ROMNEY, W.VA. -- Out here in the lush, placid mountains of Hampshire County, city folks from Washington and Baltimore are trickling in for the summer, hoping to leave behind the cares of their world.

Sheriff James W. Corbin Sr. knows they can't.

Hampshire County, 100 miles northwest of Washington, has recently been discovered by urbanites in search of a retreat, and a new crop of petty criminals has moved in with them. About 185 rustic "subdivisions" have sprouted across the county in recent years, Corbin says, and these clusters of vacation cabins present an inviting target for thieves.

The Sheriff's Department makes do with four deputies, and an almost-friendly jail holds about a dozen inmates. Nonetheless, burglary is becoming an increasing problem for the county and its part-time residents. With houses that go unoccupied for months and hundreds of miles of isolated roads, Corbin says, criminals can turn larceny into easy money with relatively little risk.

"We have about 17,000 people who live in this county. A few years ago everybody knew everybody else," Corbin said as he conducted a tour of Hampshire's back roads. "But now we have all these new people coming in on weekends, and you have no idea who is coming and going.

"We don't have any heavy crime, like armed robberies. But people are leaving things in their places and finding out they're not there when they come back. People come in from the city and they don't think there's going to be anything wrong here. Well, for a place our size, we've got about as many no-good people as you do in Washington."

Compared to any metropolitan area, Hampshire County's crime statistics are enviable: Corbin can sum up his June work -- 42 arrests, including 10 for some form of stealing -- in a single paragraph.

But Corbin says that many of the seasonal thieves do not get caught, and there is evidence that numerous burglaries are never reported.

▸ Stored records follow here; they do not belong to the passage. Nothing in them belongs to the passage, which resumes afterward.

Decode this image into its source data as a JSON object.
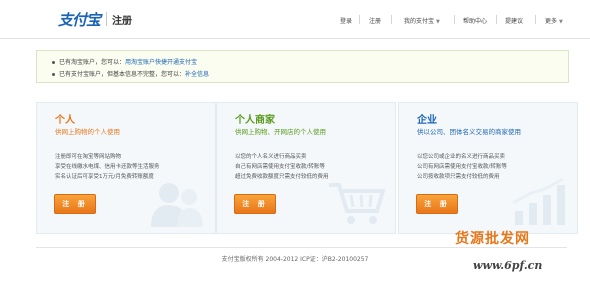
{
  "header": {
    "logo_text": "支付宝",
    "title": "注册",
    "nav": [
      "登录",
      "注册",
      "我的支付宝",
      "帮助中心",
      "提建议",
      "更多"
    ]
  },
  "notice": {
    "line1_prefix": "已有淘宝账户，您可以：",
    "line1_link": "用淘宝账户快捷开通支付宝",
    "line2_prefix": "已有支付宝账户，但基本信息不完整，您可以：",
    "line2_link": "补全信息"
  },
  "cards": [
    {
      "title": "个人",
      "subtitle": "供网上购物的个人使用",
      "desc": [
        "注册即可在淘宝等网站购物",
        "享受在线缴水电煤、信用卡还款等生活服务",
        "实名认证后可享受1万元/月免费转账额度"
      ],
      "button": "注 册",
      "color": "#e8761a"
    },
    {
      "title": "个人商家",
      "subtitle": "供网上购物、开网店的个人使用",
      "desc": [
        "以您的个人名义进行商品买卖",
        "自己有网店需使用支付宝收款/转账等",
        "超过免费收款额度只需支付较低的费用"
      ],
      "button": "注 册",
      "color": "#5a9a1c"
    },
    {
      "title": "企业",
      "subtitle": "供以公司、团体名义交易的商家使用",
      "desc": [
        "以您公司或企业的名义进行商品买卖",
        "公司有网店需使用支付宝收款/转账等",
        "公司按收款项只需支付较低的费用"
      ],
      "button": "注 册",
      "color": "#1b64b5"
    }
  ],
  "footer": "支付宝版权所有  2004-2012 ICP证：沪B2-20100257",
  "watermark": {
    "brand": "货源批发网",
    "url": "www.6pf.cn"
  }
}
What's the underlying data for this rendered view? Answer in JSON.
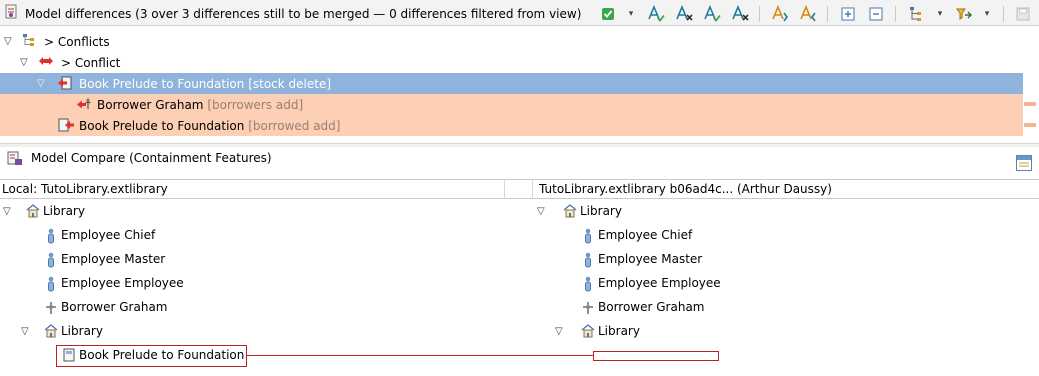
{
  "toolbar": {
    "title": "Model differences  (3 over 3 differences still to be merged — 0 differences filtered from view)",
    "icons": [
      "check-icon",
      "chevron-down-icon",
      "accept-change-icon",
      "reject-change-icon",
      "accept-all-icon",
      "reject-all-icon",
      "next-difference-icon",
      "previous-difference-icon",
      "expand-all-icon",
      "collapse-all-icon",
      "group-icon",
      "chevron-down-icon",
      "filter-icon",
      "chevron-down-icon",
      "save-icon"
    ]
  },
  "top_tree": {
    "conflicts_label": "> Conflicts",
    "conflict_label": "> Conflict",
    "selected_item": {
      "label": "Book Prelude to Foundation",
      "detail": "[stock delete]"
    },
    "child_item": {
      "label": "Borrower Graham",
      "detail": "[borrowers add]"
    },
    "sibling_item": {
      "label": "Book Prelude to Foundation",
      "detail": "[borrowed add]"
    }
  },
  "compare_pane": {
    "title": "Model Compare (Containment Features)",
    "left_header": "Local: TutoLibrary.extlibrary",
    "right_header": "TutoLibrary.extlibrary b06ad4c... (Arthur Daussy)",
    "left_tree": [
      {
        "label": "Library",
        "level": 0,
        "icon": "library-icon",
        "expanded": true
      },
      {
        "label": "Employee Chief",
        "level": 1,
        "icon": "employee-icon"
      },
      {
        "label": "Employee Master",
        "level": 1,
        "icon": "employee-icon"
      },
      {
        "label": "Employee Employee",
        "level": 1,
        "icon": "employee-icon"
      },
      {
        "label": "Borrower Graham",
        "level": 1,
        "icon": "borrower-icon"
      },
      {
        "label": "Library",
        "level": 1,
        "icon": "library-icon",
        "expanded": true
      },
      {
        "label": "Book Prelude to Foundation",
        "level": 2,
        "icon": "book-icon",
        "highlighted": true
      }
    ],
    "right_tree": [
      {
        "label": "Library",
        "level": 0,
        "icon": "library-icon",
        "expanded": true
      },
      {
        "label": "Employee Chief",
        "level": 1,
        "icon": "employee-icon"
      },
      {
        "label": "Employee Master",
        "level": 1,
        "icon": "employee-icon"
      },
      {
        "label": "Employee Employee",
        "level": 1,
        "icon": "employee-icon"
      },
      {
        "label": "Borrower Graham",
        "level": 1,
        "icon": "borrower-icon"
      },
      {
        "label": "Library",
        "level": 1,
        "icon": "library-icon",
        "expanded": true
      }
    ]
  },
  "colors": {
    "selection": "#8fb3dd",
    "conflict": "#fdcfb4",
    "diff_marker": "#c02020"
  }
}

"What they do is, they come in looking for something that's easy to take, hard to trace and can get them some money," Corbin said. "Stereo equipment, televisions, guns, tools, chain saws -- they take this stuff over to Winchester {Virginia} or Frederick {Maryland} and sell it for what they can get at a flea market." Hampshire County shares its northern border with Maryland and its eastern border with Virginia.

"They watch these houses and they know that a lot of people don't come up except on the weekends," Corbin said. "They force a lock, and it may be a week or two before anyone even finds out that something was stolen. One of my deputies was working a case the other day, and the victim said that his neighbor had been hit, too. That guy wouldn't even have reported it."

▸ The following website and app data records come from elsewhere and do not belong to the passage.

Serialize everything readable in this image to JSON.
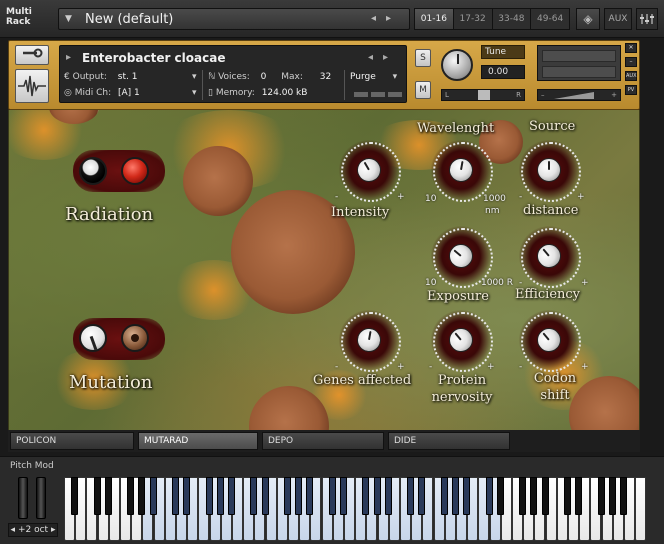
{
  "rack": {
    "label": "Multi Rack",
    "preset_name": "New (default)",
    "banks": [
      "01-16",
      "17-32",
      "33-48",
      "49-64"
    ],
    "active_bank": 0,
    "aux_label": "AUX"
  },
  "instrument": {
    "name": "Enterobacter cloacae",
    "output_label": "Output:",
    "output_value": "st. 1",
    "voices_label": "Voices:",
    "voices_value": "0",
    "max_label": "Max:",
    "max_value": "32",
    "purge_label": "Purge",
    "midi_label": "Midi Ch:",
    "midi_value": "[A] 1",
    "memory_label": "Memory:",
    "memory_value": "124.00 kB",
    "solo_label": "S",
    "mute_label": "M",
    "tune_label": "Tune",
    "tune_value": "0.00",
    "pan_left": "L",
    "pan_right": "R",
    "side_aux": "AUX",
    "side_pv": "PV"
  },
  "panel": {
    "radiation_label": "Radiation",
    "mutation_label": "Mutation",
    "wavelength_label": "Wavelenght",
    "source_label": "Source",
    "intensity_label": "Intensity",
    "distance_label": "distance",
    "exposure_label": "Exposure",
    "efficiency_label": "Efficiency",
    "genes_label": "Genes affected",
    "protein_label": "Protein nervosity",
    "codon_label": "Codon shift",
    "wave_min": "10",
    "wave_max": "1000",
    "wave_unit": "nm",
    "exp_min": "10",
    "exp_max": "1000 R",
    "minus": "-",
    "plus": "+"
  },
  "tabs": [
    "POLICON",
    "MUTARAD",
    "DEPO",
    "DIDE"
  ],
  "active_tab": 1,
  "keyboard": {
    "pitch_mod_label": "Pitch Mod",
    "octave_label": "+2 oct"
  }
}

Even if Corbin has a suspect, enforcement can be difficult. He says that some of the thieves cross into Maryland or Virginia after a burglary, requiring him to get the cooperation of officers in those states.

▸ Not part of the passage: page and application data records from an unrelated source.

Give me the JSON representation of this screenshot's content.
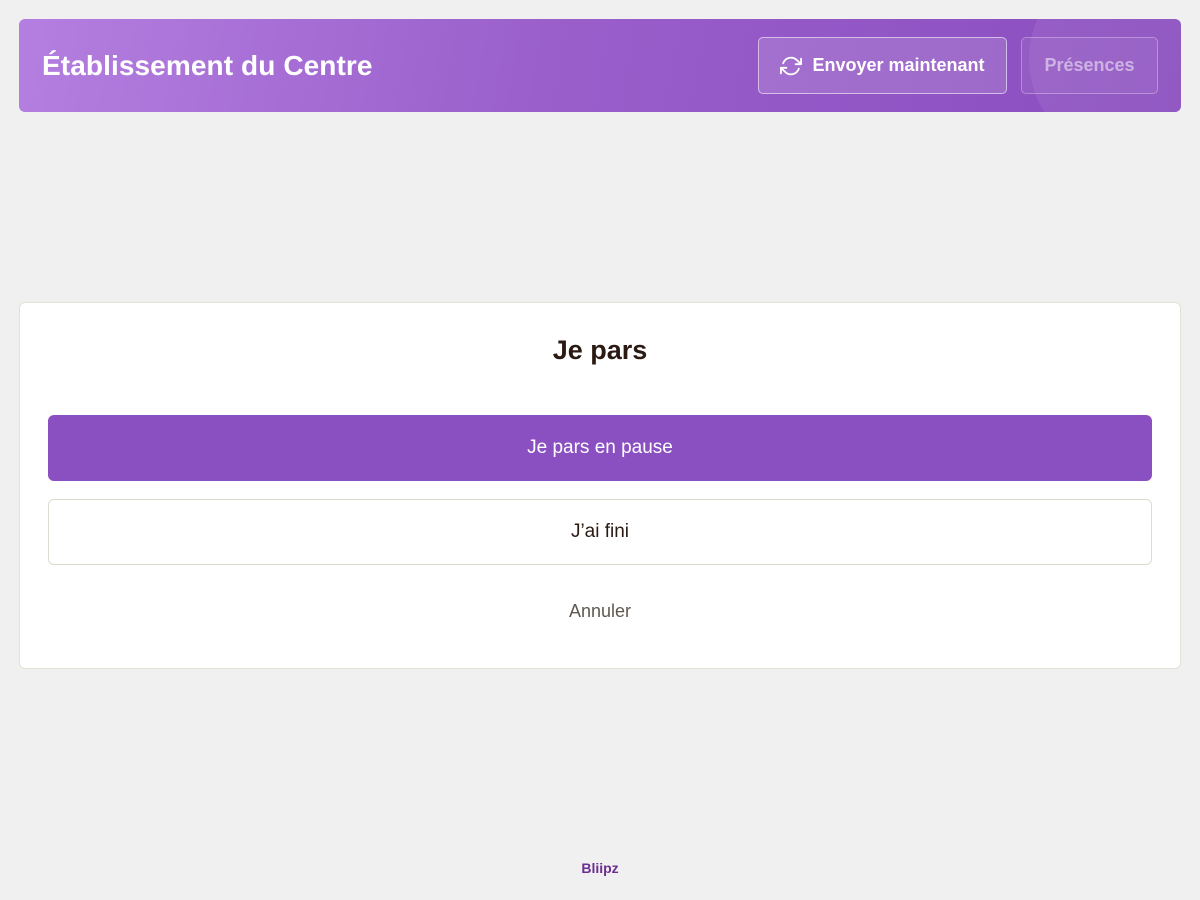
{
  "header": {
    "title": "Établissement du Centre",
    "sync_button_label": "Envoyer maintenant",
    "sync_icon": "refresh-icon",
    "presences_button_label": "Présences"
  },
  "dialog": {
    "title": "Je pars",
    "pause_button_label": "Je pars en pause",
    "finished_button_label": "J’ai fini",
    "cancel_label": "Annuler"
  },
  "footer": {
    "brand": "Bliipz"
  },
  "colors": {
    "accent": "#8a4fc0",
    "header_gradient_start": "#b47fe0",
    "header_gradient_end": "#8a4dbf",
    "brand_text": "#6b2f91",
    "background": "#f0f0f0"
  }
}
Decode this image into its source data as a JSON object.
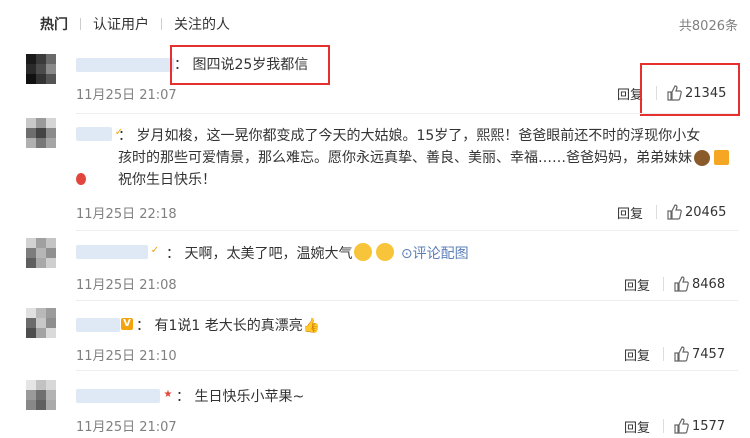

And because many seasonal homes are isolated, the crimes are almost never witnessed.

Corbin claims that he has had some success dealing with the problem. This year he arrested five young men between the ages of 17 and 23 and filed a total of 12 charges of breaking and entering or larceny against them. All five were convicted and are serving jail sentences.

"We find that a lot of these people are repeat offenders who are trying to support a drug or alcohol habit," Corbin said.

"Sometimes it's kids who are breaking in mainly for vandalism. And some people just want spending money and are looking for an easy way to get it."

Hampshire County is economically depressed. There are few major employers, and many of the county's young people must travel to Winchester or Frederick for work.

But Corbin says the crimes are not motivated by genuine need.

"There's plenty of jobs over in Winchester," Corbin said.

"But some people won't work if you give them work. Sometimes people from the city get mad when something like this happens and say, 'I thought I left this behind.' There are bad folks everywhere."

Corbin said that the best defense against theft -- and one that is too seldom employed -- is for the owners of seasonal homes to take their valuables with them when they leave, especially at the end of the summer season.

"What we try and preach to these people is when they get ready to lock up for the winter . . . to take everything with them," Corbin said.

"But they don't listen.

"Some of them even hook up security systems and connect them into the jail, but they don't give us decent directions on where their places are or where to find them at home. You have to be a detective just to run them down."

Corbin said that while neither his office nor homeowners can put thieves out of business, the best defense against them is to protect valuable property.

"If a homeowner is hit once, he's probably going to be hit several times," Corbin said.

"Just don't give them anything to steal."